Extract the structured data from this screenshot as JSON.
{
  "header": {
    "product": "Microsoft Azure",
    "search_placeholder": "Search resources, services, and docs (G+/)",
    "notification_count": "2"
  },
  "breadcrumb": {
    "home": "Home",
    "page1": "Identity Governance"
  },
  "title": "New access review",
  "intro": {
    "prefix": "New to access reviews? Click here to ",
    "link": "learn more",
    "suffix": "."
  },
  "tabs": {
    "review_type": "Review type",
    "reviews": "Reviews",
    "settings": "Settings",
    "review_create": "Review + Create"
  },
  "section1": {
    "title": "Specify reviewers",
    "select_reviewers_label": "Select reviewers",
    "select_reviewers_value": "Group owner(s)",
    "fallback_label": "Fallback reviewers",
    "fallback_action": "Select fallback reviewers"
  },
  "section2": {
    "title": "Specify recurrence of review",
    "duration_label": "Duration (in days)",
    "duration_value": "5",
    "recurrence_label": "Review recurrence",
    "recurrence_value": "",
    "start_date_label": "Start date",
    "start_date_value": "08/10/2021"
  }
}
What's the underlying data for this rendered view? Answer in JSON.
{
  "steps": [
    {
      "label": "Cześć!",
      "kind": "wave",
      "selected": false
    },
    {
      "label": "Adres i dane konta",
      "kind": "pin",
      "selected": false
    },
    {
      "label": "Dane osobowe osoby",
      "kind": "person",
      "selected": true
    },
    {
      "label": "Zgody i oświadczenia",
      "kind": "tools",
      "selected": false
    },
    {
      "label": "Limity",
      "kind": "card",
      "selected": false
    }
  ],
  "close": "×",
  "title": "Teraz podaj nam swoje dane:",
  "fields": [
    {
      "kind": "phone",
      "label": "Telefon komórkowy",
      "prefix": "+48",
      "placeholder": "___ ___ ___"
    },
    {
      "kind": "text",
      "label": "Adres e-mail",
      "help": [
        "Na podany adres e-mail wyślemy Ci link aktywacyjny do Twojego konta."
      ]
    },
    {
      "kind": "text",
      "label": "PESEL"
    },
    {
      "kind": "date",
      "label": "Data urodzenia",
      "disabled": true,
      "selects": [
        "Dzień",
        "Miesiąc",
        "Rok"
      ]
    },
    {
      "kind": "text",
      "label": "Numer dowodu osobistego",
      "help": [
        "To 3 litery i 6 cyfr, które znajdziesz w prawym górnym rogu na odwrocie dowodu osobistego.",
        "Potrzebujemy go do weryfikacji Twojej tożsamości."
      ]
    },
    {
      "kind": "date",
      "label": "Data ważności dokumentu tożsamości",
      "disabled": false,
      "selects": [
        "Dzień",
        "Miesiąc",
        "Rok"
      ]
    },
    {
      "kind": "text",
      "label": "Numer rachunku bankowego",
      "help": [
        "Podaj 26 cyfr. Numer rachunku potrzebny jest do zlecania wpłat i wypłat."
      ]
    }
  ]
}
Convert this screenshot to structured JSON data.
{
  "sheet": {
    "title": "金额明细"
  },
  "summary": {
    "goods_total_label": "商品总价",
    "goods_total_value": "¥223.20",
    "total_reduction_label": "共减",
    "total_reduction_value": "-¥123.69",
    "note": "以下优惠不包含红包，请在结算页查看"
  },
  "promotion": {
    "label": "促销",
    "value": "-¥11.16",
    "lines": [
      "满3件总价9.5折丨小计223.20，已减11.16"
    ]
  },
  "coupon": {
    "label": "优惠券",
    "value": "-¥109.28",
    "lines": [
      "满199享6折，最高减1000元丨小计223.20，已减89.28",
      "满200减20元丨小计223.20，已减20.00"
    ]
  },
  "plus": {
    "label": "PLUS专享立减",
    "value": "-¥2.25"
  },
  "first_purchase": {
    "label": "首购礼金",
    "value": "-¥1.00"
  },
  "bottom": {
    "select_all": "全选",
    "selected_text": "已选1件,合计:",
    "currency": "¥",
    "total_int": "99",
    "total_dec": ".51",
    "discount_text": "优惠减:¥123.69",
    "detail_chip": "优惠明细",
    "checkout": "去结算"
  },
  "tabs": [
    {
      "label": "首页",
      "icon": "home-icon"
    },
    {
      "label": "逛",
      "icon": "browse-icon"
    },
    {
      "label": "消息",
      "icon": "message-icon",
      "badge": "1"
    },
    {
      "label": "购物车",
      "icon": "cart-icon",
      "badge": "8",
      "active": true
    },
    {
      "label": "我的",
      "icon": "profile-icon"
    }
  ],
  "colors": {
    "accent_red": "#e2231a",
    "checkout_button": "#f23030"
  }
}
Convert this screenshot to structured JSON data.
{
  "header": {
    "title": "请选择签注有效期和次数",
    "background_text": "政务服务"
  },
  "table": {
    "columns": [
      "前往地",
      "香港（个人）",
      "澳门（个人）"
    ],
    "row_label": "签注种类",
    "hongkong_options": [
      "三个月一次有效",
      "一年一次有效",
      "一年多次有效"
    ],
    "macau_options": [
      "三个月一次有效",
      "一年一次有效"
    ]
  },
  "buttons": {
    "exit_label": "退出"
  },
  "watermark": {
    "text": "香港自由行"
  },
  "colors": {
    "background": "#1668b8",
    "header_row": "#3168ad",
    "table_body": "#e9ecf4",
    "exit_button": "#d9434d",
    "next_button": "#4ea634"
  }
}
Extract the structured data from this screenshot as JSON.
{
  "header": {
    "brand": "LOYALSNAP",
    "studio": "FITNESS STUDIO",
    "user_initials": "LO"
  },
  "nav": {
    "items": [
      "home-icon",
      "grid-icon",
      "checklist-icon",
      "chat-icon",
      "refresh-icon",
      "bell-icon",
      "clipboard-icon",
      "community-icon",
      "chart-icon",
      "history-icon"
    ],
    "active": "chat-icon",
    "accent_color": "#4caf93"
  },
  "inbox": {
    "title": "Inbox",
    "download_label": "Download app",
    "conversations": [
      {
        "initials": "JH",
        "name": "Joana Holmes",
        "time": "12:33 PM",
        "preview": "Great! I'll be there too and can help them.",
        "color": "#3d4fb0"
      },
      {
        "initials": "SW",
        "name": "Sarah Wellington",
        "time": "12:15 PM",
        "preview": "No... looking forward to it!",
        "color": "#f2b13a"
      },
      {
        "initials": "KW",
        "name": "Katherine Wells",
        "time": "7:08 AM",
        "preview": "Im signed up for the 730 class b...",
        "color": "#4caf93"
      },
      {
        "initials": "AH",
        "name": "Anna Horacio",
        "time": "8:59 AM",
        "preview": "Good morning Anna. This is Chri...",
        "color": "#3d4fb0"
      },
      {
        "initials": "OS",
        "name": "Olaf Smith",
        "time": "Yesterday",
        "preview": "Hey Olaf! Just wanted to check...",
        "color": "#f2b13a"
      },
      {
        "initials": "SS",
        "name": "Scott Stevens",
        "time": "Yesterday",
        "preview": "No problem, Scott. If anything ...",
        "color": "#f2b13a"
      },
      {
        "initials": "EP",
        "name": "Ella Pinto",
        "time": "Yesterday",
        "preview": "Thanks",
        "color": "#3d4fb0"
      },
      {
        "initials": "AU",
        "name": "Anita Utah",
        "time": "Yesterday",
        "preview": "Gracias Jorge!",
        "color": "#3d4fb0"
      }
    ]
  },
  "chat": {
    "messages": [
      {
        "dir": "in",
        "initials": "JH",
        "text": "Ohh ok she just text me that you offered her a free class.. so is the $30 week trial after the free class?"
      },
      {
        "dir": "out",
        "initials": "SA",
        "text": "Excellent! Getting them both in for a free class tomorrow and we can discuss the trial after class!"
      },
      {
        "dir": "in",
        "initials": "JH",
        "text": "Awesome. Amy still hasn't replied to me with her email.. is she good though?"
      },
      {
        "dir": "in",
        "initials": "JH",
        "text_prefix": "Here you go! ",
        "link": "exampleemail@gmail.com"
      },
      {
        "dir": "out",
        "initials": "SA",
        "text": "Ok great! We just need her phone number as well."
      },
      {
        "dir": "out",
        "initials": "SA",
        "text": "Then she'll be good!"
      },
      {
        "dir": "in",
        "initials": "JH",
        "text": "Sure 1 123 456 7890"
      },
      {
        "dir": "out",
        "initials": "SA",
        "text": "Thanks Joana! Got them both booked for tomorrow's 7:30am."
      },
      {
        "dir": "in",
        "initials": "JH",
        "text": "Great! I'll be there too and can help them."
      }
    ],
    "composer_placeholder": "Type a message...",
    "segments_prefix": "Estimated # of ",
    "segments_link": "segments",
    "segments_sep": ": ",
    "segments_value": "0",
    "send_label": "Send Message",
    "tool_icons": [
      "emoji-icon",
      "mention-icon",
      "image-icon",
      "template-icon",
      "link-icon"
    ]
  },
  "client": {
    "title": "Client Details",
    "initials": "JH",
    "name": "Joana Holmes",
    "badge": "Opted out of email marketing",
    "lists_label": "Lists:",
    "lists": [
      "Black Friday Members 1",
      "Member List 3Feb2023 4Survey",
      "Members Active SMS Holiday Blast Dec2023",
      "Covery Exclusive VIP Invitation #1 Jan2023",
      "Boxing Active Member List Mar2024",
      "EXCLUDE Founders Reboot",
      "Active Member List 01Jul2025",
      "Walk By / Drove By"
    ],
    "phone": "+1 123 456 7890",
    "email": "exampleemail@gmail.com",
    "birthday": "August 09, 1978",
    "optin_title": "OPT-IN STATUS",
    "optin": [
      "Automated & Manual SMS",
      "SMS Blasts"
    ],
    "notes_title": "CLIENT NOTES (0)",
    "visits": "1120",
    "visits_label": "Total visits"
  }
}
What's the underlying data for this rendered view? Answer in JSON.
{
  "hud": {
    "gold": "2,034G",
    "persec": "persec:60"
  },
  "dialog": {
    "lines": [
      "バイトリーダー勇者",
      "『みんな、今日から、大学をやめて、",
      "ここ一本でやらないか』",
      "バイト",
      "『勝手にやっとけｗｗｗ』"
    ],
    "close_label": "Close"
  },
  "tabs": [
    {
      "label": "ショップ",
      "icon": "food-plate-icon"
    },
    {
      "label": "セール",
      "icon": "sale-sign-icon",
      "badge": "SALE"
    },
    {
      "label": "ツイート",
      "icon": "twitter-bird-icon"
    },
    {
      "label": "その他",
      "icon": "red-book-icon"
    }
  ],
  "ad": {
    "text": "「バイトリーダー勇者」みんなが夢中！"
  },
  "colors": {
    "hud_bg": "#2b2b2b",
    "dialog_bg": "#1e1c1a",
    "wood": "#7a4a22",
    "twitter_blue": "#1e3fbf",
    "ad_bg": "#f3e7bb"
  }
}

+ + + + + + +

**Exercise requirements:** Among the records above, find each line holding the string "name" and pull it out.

**Task response:**
        "name": "Joana Holmes",
        "name": "Sarah Wellington",
        "name": "Katherine Wells",
        "name": "Anna Horacio",
        "name": "Olaf Smith",
        "name": "Scott Stevens",
        "name": "Ella Pinto",
        "name": "Anita Utah",
    "name": "Joana Holmes",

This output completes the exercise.